Guytin Tsosie remains surprised he got the chance. To his credit, he made the most of it.
Tsosie is awestruck by the idea that he is on the Professional Bull Riders tour.
The Navajo tribe member from New Mexico won the 2013 International Indian Finals Rodeo. That garnered him a spot in the 2014 Ty Murray Invitational, whose founder requires a berth for an American Indian each year.
He rode two of his four bulls at that PBR event and attracted the attention of the Pueblo-based organization's officials.
"I guess I did pretty well," said Tsosie, 22. "I was surprised. So are my friends. Some of them beat me and now they see me riding in the PBR. I never expected to be here."
The PBR offered him a provisional spot in the next three events and a chance to stick with the tour if he did well enough.
The nerves got to him at first. The other cowboys took him aside and assured him he had the skill needed to stay on the tour. He hasn't finished lower than seventh since.
He rode seven of 16 bulls (43.75 percent) over the past four stops, earning a full-time spot on tour by winning $28,432; good for 31st in the world standings entering this weekend. The top 35 bull riders in the world, which now includes Tsiosie, compete each weekend. This week's tour stop is at The Broadmoor World Arena with competition continuing Saturday night and Sunday afternoon.
There was a considerable leap in competition from the Indian circuit to PBR. Tsosie is the first to make the transition after receiving an invite to Murray's Albuquerque event.
"The audience, the bulls, everything is bigger and better," he said.
He credits his quick reaction time to his late older brother Nelson.
"Everything I have done is in memory of him," he said. "I learned everything I know from him."
Tsosie, who has ridden bulls since age 16 and steers since 9, is most comfortable astride livestock; not with the attention his story garners at each tour stop.
"It's actually much scarier talking to the media," the fan favorite said.
He is pleased for the chance to compete around the country. He never expected to ever go to Boise, Idaho.
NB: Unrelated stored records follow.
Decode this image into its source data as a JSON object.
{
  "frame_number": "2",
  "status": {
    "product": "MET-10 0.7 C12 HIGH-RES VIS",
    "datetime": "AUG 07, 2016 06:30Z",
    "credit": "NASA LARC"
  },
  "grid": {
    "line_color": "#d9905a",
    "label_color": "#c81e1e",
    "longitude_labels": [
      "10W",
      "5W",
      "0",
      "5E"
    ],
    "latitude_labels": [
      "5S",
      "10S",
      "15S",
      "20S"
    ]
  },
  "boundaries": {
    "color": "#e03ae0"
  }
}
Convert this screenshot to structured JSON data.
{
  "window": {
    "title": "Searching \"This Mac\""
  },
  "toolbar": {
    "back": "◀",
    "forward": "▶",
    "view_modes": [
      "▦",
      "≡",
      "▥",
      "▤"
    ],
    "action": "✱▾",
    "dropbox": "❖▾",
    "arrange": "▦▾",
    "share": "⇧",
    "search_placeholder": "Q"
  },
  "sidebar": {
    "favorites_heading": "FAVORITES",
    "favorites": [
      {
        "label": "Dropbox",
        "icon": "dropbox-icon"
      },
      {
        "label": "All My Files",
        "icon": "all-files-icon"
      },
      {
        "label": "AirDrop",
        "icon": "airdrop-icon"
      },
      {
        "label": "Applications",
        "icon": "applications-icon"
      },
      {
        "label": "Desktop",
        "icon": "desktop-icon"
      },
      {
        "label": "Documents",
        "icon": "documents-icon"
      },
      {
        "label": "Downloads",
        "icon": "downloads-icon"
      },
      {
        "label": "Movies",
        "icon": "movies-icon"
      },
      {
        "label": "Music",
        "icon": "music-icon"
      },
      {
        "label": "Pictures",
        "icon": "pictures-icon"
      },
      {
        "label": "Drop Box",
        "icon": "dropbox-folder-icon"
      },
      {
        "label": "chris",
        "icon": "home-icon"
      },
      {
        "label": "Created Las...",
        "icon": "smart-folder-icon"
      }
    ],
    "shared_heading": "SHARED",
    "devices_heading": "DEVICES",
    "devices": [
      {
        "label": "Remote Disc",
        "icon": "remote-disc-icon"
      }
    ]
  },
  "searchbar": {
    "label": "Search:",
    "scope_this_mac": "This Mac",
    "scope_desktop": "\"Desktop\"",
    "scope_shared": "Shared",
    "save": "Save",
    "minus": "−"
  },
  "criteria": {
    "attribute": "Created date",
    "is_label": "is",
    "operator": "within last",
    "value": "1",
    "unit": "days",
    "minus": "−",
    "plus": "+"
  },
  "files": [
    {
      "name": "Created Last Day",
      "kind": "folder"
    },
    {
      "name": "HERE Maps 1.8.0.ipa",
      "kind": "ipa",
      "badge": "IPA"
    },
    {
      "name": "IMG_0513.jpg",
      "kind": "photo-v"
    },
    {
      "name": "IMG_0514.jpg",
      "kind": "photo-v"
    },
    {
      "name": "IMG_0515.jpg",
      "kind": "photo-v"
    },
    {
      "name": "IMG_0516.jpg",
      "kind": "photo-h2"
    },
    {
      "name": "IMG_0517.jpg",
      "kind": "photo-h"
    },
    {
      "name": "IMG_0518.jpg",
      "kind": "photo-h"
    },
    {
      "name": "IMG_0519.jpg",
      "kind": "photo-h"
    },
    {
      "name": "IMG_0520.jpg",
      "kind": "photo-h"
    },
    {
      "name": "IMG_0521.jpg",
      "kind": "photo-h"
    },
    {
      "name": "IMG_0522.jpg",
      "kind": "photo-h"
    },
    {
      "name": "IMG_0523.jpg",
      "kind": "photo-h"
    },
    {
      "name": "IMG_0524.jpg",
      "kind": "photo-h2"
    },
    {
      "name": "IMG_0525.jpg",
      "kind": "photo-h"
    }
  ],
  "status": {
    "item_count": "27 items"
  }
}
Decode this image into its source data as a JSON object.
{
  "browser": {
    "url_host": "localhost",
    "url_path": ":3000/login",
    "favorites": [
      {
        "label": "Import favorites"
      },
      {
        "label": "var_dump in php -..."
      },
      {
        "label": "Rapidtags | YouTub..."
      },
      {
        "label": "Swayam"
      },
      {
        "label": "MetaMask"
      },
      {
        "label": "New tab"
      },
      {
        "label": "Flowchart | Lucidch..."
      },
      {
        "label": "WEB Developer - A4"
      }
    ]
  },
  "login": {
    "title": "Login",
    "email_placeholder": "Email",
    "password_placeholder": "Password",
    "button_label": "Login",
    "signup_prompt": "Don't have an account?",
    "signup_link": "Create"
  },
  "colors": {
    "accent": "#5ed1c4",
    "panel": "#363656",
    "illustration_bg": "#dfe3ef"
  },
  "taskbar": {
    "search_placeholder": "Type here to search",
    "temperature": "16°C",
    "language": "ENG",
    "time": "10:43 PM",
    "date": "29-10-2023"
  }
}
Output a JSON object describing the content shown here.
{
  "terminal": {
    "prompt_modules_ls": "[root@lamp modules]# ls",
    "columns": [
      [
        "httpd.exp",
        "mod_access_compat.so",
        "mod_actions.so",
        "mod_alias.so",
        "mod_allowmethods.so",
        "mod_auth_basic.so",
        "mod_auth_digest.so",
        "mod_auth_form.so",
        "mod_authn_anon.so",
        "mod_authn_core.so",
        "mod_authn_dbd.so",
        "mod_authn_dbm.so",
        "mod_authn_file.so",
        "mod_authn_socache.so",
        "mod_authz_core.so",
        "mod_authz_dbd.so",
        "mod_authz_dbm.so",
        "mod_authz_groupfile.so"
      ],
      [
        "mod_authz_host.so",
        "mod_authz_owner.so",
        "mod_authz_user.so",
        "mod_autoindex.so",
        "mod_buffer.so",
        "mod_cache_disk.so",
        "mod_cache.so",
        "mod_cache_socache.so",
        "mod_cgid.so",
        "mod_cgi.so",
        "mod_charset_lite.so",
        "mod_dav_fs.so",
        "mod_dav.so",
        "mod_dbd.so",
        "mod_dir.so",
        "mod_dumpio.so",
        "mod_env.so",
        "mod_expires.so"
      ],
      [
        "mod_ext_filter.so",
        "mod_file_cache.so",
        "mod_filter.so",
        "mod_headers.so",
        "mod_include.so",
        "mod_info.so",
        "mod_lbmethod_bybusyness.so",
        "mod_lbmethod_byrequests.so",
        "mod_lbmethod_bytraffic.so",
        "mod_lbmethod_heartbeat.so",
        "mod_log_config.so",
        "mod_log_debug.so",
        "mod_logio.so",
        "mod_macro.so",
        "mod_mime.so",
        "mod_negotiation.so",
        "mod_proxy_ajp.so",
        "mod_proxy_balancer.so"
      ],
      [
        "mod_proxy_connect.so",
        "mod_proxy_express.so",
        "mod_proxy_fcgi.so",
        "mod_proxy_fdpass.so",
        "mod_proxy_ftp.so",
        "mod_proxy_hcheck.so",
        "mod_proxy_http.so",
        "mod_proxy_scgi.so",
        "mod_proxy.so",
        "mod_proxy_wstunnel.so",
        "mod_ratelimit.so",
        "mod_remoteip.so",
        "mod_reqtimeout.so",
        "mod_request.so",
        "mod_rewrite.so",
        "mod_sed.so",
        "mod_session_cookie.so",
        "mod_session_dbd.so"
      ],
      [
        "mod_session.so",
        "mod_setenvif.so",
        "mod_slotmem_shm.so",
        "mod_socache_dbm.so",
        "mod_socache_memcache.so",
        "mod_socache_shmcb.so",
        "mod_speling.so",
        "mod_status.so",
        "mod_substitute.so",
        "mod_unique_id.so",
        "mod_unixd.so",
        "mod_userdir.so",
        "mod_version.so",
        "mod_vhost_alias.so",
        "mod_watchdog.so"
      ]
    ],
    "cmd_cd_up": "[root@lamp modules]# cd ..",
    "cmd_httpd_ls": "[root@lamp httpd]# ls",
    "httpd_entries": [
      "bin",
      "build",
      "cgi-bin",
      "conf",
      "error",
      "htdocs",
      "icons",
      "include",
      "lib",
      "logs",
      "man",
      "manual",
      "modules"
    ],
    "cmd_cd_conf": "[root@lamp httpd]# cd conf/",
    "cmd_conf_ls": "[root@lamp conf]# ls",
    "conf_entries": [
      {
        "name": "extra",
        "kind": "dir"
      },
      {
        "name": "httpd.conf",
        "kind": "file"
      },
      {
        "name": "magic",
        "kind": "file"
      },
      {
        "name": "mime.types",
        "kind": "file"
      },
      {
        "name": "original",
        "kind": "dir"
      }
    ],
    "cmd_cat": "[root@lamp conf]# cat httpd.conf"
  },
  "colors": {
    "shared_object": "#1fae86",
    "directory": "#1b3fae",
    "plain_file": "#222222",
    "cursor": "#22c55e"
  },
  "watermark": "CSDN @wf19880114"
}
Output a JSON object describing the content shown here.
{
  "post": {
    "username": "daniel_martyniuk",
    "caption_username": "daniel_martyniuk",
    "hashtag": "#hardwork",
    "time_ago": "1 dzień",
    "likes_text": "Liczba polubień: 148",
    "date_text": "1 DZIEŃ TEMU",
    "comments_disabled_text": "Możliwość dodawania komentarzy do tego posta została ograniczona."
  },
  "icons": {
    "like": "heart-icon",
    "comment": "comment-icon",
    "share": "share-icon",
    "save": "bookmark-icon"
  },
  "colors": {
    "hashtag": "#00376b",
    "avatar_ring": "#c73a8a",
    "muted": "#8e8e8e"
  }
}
He now has his sights on Las Vegas where the world finals are Oct. 22-26. After nearly a full season on the tour, he may no longer be shy.
"If I get to the finals, I won't be surprised anymore," he said, before grinning. "Maybe."